- [Data shown]:
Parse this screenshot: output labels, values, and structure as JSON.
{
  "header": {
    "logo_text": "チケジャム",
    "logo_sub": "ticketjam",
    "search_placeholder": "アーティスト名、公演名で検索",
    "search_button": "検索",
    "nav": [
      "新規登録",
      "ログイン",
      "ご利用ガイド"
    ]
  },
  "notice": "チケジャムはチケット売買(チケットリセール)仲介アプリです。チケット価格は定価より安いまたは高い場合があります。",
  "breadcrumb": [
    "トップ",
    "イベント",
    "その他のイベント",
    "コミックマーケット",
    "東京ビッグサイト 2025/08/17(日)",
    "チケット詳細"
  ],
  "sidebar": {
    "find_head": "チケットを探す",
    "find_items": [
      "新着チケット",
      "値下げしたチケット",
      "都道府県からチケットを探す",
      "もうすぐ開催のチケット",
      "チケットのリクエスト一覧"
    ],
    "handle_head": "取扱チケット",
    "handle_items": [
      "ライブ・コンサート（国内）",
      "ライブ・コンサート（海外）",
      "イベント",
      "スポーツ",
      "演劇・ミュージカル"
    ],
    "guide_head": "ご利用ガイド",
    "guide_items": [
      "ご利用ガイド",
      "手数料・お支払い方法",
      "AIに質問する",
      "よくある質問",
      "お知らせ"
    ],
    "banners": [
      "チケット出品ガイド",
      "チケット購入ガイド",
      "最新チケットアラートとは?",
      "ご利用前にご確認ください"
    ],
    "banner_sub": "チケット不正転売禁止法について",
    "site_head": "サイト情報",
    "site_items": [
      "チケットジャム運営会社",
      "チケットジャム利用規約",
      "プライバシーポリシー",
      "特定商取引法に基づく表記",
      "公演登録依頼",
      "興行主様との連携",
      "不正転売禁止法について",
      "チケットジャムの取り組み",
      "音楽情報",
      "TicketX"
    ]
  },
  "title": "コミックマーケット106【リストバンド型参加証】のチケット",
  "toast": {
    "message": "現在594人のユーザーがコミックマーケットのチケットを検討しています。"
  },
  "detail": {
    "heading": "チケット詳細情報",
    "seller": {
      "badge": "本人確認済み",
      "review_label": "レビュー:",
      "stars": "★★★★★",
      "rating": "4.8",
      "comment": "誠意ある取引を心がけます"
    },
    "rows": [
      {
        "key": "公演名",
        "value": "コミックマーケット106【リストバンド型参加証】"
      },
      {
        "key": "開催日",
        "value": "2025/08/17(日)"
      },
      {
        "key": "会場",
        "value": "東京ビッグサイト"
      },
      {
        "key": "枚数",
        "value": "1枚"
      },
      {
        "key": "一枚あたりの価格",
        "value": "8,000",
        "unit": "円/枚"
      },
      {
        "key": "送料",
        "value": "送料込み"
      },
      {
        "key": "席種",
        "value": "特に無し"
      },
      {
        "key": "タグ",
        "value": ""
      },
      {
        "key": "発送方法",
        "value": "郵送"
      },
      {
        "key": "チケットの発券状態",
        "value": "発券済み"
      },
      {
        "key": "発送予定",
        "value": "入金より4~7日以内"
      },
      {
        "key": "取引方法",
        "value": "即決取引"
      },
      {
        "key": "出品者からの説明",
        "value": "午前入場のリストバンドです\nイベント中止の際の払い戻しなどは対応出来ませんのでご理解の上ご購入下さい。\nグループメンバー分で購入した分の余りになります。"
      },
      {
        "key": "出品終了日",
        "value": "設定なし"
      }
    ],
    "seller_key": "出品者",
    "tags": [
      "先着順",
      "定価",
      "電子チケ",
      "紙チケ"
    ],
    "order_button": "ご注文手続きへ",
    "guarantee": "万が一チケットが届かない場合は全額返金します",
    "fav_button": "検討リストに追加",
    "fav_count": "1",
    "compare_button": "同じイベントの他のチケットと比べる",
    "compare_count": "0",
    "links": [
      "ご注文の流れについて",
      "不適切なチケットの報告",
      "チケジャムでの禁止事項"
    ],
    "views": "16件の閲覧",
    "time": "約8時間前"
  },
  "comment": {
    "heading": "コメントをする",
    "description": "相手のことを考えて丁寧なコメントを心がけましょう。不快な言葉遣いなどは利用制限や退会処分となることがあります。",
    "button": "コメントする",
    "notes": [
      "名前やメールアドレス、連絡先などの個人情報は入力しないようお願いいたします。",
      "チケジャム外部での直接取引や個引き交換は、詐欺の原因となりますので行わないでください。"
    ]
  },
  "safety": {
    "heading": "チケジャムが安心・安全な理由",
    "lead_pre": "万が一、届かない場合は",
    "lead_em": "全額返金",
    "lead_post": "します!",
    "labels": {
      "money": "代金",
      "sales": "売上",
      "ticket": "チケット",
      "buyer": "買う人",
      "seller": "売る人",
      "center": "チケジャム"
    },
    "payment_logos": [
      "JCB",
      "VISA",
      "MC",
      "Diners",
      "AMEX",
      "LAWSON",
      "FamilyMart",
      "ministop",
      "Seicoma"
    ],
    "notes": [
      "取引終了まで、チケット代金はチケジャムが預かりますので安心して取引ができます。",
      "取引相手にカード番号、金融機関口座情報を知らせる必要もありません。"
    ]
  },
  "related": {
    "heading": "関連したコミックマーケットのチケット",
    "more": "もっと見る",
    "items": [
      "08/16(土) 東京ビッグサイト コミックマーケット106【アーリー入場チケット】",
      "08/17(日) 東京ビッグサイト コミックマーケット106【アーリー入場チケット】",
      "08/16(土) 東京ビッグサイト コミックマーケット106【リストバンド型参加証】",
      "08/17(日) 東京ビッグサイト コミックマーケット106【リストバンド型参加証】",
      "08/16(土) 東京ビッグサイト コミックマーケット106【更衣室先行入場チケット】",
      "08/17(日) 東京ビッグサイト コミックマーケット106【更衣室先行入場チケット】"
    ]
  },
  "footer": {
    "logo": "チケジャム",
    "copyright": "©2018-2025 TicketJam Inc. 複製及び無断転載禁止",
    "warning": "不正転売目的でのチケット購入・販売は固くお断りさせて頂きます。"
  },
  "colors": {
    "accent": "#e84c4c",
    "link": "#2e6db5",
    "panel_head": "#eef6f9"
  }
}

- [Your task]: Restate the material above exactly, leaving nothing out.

- [Response for this exercise]:
Parse this screenshot: output labels, values, and structure as JSON.
{
  "header": {
    "logo_text": "チケジャム",
    "logo_sub": "ticketjam",
    "search_placeholder": "アーティスト名、公演名で検索",
    "search_button": "検索",
    "nav": [
      "新規登録",
      "ログイン",
      "ご利用ガイド"
    ]
  },
  "notice": "チケジャムはチケット売買(チケットリセール)仲介アプリです。チケット価格は定価より安いまたは高い場合があります。",
  "breadcrumb": [
    "トップ",
    "イベント",
    "その他のイベント",
    "コミックマーケット",
    "東京ビッグサイト 2025/08/17(日)",
    "チケット詳細"
  ],
  "sidebar": {
    "find_head": "チケットを探す",
    "find_items": [
      "新着チケット",
      "値下げしたチケット",
      "都道府県からチケットを探す",
      "もうすぐ開催のチケット",
      "チケットのリクエスト一覧"
    ],
    "handle_head": "取扱チケット",
    "handle_items": [
      "ライブ・コンサート（国内）",
      "ライブ・コンサート（海外）",
      "イベント",
      "スポーツ",
      "演劇・ミュージカル"
    ],
    "guide_head": "ご利用ガイド",
    "guide_items": [
      "ご利用ガイド",
      "手数料・お支払い方法",
      "AIに質問する",
      "よくある質問",
      "お知らせ"
    ],
    "banners": [
      "チケット出品ガイド",
      "チケット購入ガイド",
      "最新チケットアラートとは?",
      "ご利用前にご確認ください"
    ],
    "banner_sub": "チケット不正転売禁止法について",
    "site_head": "サイト情報",
    "site_items": [
      "チケットジャム運営会社",
      "チケットジャム利用規約",
      "プライバシーポリシー",
      "特定商取引法に基づく表記",
      "公演登録依頼",
      "興行主様との連携",
      "不正転売禁止法について",
      "チケットジャムの取り組み",
      "音楽情報",
      "TicketX"
    ]
  },
  "title": "コミックマーケット106【リストバンド型参加証】のチケット",
  "toast": {
    "message": "現在594人のユーザーがコミックマーケットのチケットを検討しています。"
  },
  "detail": {
    "heading": "チケット詳細情報",
    "seller": {
      "badge": "本人確認済み",
      "review_label": "レビュー:",
      "stars": "★★★★★",
      "rating": "4.8",
      "comment": "誠意ある取引を心がけます"
    },
    "rows": [
      {
        "key": "公演名",
        "value": "コミックマーケット106【リストバンド型参加証】"
      },
      {
        "key": "開催日",
        "value": "2025/08/17(日)"
      },
      {
        "key": "会場",
        "value": "東京ビッグサイト"
      },
      {
        "key": "枚数",
        "value": "1枚"
      },
      {
        "key": "一枚あたりの価格",
        "value": "8,000",
        "unit": "円/枚"
      },
      {
        "key": "送料",
        "value": "送料込み"
      },
      {
        "key": "席種",
        "value": "特に無し"
      },
      {
        "key": "タグ",
        "value": ""
      },
      {
        "key": "発送方法",
        "value": "郵送"
      },
      {
        "key": "チケットの発券状態",
        "value": "発券済み"
      },
      {
        "key": "発送予定",
        "value": "入金より4~7日以内"
      },
      {
        "key": "取引方法",
        "value": "即決取引"
      },
      {
        "key": "出品者からの説明",
        "value": "午前入場のリストバンドです\nイベント中止の際の払い戻しなどは対応出来ませんのでご理解の上ご購入下さい。\nグループメンバー分で購入した分の余りになります。"
      },
      {
        "key": "出品終了日",
        "value": "設定なし"
      }
    ],
    "seller_key": "出品者",
    "tags": [
      "先着順",
      "定価",
      "電子チケ",
      "紙チケ"
    ],
    "order_button": "ご注文手続きへ",
    "guarantee": "万が一チケットが届かない場合は全額返金します",
    "fav_button": "検討リストに追加",
    "fav_count": "1",
    "compare_button": "同じイベントの他のチケットと比べる",
    "compare_count": "0",
    "links": [
      "ご注文の流れについて",
      "不適切なチケットの報告",
      "チケジャムでの禁止事項"
    ],
    "views": "16件の閲覧",
    "time": "約8時間前"
  },
  "comment": {
    "heading": "コメントをする",
    "description": "相手のことを考えて丁寧なコメントを心がけましょう。不快な言葉遣いなどは利用制限や退会処分となることがあります。",
    "button": "コメントする",
    "notes": [
      "名前やメールアドレス、連絡先などの個人情報は入力しないようお願いいたします。",
      "チケジャム外部での直接取引や個引き交換は、詐欺の原因となりますので行わないでください。"
    ]
  },
  "safety": {
    "heading": "チケジャムが安心・安全な理由",
    "lead_pre": "万が一、届かない場合は",
    "lead_em": "全額返金",
    "lead_post": "します!",
    "labels": {
      "money": "代金",
      "sales": "売上",
      "ticket": "チケット",
      "buyer": "買う人",
      "seller": "売る人",
      "center": "チケジャム"
    },
    "payment_logos": [
      "JCB",
      "VISA",
      "MC",
      "Diners",
      "AMEX",
      "LAWSON",
      "FamilyMart",
      "ministop",
      "Seicoma"
    ],
    "notes": [
      "取引終了まで、チケット代金はチケジャムが預かりますので安心して取引ができます。",
      "取引相手にカード番号、金融機関口座情報を知らせる必要もありません。"
    ]
  },
  "related": {
    "heading": "関連したコミックマーケットのチケット",
    "more": "もっと見る",
    "items": [
      "08/16(土) 東京ビッグサイト コミックマーケット106【アーリー入場チケット】",
      "08/17(日) 東京ビッグサイト コミックマーケット106【アーリー入場チケット】",
      "08/16(土) 東京ビッグサイト コミックマーケット106【リストバンド型参加証】",
      "08/17(日) 東京ビッグサイト コミックマーケット106【リストバンド型参加証】",
      "08/16(土) 東京ビッグサイト コミックマーケット106【更衣室先行入場チケット】",
      "08/17(日) 東京ビッグサイト コミックマーケット106【更衣室先行入場チケット】"
    ]
  },
  "footer": {
    "logo": "チケジャム",
    "copyright": "©2018-2025 TicketJam Inc. 複製及び無断転載禁止",
    "warning": "不正転売目的でのチケット購入・販売は固くお断りさせて頂きます。"
  },
  "colors": {
    "accent": "#e84c4c",
    "link": "#2e6db5",
    "panel_head": "#eef6f9"
  }
}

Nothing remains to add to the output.